Hollywood is not above raping British classics either – especially those which starred Michael Caine. The Italian Job (1969), Sleuth (1972), Alfie (1966), Get Carter (1971): pretty much every Caine classic has been given a worthless spit-and-polish. (One waits with baited breath for a reworking of Jaws IV: The Revenge). Of course, it helps if you have the blessing of the original star and Caine is not above appearing in remakes of his own film. Lured by a juicy paycheck, he turned up in the 2000 version of Get Carter, presumably to watch in horror while Sylvester Stallone massacred the role of vengeful gangster Jack Carter. In the case of the 2007 Sleuth remake, it was to take the role originally played by Laurence Olivier. The film, directed by Kenneth Branagh, paired him with Jude Law, who paid tribute to Caine (if butchering a classic role can be called thus) when he replayed his playboy in 2004's Alfie. If that wasn't painful enough, Harold Pinter was drafted in to tack on a new act to Anthony Shaffer's original screenplay.
Like all of the below, it proved just one thing: that the very worst remakes always ignore the old maxim, if it ain't broke, don't fix it.
Strewth, more like. This is Jude Law's second attempt to reprise a Michael Caine role. Five years ago, he starred in a pathetic remake of Alfie; now he's doing a variation on a character Caine played in Sleuth. He is unwatchable.
Did the Devil make them do it? It's hard to know why else anyone bothered to remake this schlocky 1976 horror. Liev Schreiber and Julia Stiles take over from Gregory Peck and Lee Remick as the surrogate parents to Satan's son
"I was dreading Funny Games. I watched Michael Haneke's German-language film when it came out, and it took about 10 years to get over it. Haneke remade the film, shot for shot, in English, and shifted the setting to the US."
Jude Law has spoken of his misgivings about taking on a part so closely identified with Michael Caine. He was right to feel nervous. The way each delivers the line 'Know what I mean?' illustrates a gulf in class, in both senses
Planet of the Apes
The most widely publicised story surrounding this remake's production concerned the cast going to "ape school" to learn simian behaviour.
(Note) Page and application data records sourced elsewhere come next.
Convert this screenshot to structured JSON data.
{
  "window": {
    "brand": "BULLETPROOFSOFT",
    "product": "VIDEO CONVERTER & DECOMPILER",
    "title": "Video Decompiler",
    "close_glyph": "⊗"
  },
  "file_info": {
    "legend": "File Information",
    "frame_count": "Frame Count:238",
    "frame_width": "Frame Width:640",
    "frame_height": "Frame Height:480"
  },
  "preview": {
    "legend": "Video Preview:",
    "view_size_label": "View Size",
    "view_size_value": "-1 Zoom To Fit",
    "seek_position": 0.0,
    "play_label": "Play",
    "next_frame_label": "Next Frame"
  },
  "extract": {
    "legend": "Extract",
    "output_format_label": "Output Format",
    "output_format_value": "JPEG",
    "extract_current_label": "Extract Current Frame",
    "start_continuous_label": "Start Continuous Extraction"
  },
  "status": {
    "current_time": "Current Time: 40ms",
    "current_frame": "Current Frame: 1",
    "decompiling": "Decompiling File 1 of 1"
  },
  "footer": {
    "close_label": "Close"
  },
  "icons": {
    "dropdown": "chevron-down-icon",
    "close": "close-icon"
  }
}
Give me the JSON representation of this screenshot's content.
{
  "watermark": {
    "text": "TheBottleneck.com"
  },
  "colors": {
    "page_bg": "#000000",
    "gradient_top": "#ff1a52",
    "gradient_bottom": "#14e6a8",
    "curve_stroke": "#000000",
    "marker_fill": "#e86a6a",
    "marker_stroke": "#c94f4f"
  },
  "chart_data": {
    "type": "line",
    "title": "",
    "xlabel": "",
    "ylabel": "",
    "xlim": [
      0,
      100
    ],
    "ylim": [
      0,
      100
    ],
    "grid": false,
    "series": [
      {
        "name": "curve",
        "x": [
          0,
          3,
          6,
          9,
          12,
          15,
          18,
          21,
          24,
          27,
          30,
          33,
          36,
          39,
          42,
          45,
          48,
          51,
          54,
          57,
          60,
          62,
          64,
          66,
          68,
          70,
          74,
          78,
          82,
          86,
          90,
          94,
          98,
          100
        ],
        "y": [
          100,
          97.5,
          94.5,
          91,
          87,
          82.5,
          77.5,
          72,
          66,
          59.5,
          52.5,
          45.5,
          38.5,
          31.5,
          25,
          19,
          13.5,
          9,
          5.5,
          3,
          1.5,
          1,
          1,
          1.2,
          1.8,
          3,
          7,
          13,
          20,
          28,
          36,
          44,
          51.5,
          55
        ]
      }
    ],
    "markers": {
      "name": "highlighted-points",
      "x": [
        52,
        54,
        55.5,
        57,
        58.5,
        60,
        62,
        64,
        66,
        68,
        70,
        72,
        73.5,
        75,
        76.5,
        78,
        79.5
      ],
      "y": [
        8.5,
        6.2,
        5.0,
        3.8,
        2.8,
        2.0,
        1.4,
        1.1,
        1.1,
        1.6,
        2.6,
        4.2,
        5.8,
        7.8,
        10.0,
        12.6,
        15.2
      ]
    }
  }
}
But the question nags: Did they send the screenwriters to ape school, too?
So was Gus Van Sant's (almost) shot-for-shot colour remake of Hitchcock's 'Psycho' really the bold experiment the director claimed at the time, or just a cynical bid by Universal to score a much-needed hit?